Pull each line with the string "value" from the entries.

Data excerpts

************

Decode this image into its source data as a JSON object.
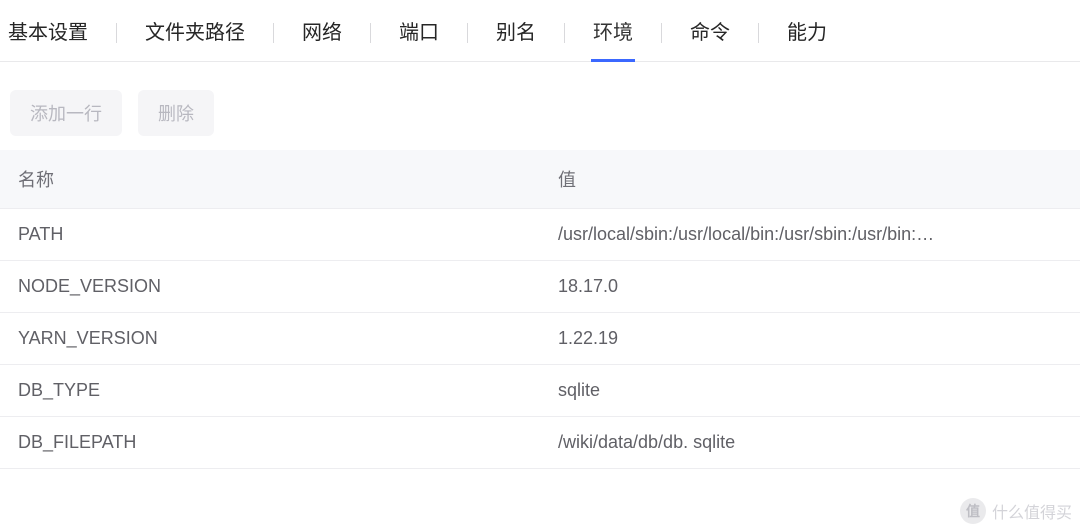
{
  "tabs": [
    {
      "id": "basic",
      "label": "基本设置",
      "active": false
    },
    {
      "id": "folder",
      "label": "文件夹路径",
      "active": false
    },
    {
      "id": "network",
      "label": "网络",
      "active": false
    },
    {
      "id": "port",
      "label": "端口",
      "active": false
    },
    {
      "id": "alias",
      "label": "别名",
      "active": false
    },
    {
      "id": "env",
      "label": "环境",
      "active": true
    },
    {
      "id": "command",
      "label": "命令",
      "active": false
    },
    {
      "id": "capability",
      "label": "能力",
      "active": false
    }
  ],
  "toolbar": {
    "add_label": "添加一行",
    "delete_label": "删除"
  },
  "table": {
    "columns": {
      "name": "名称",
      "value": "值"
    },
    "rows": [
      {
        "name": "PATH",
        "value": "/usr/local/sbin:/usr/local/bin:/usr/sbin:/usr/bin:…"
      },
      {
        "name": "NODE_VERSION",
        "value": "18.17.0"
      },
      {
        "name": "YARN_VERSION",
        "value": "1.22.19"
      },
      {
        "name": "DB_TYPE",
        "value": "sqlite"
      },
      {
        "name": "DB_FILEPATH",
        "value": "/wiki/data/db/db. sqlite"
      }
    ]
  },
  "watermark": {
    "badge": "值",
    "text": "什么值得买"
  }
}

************

### Solved exercise
      "value": "值"
        "value": "/usr/local/sbin:/usr/local/bin:/usr/sbin:/usr/bin:…"
        "value": "18.17.0"
        "value": "1.22.19"
        "value": "sqlite"
        "value": "/wiki/data/db/db. sqlite"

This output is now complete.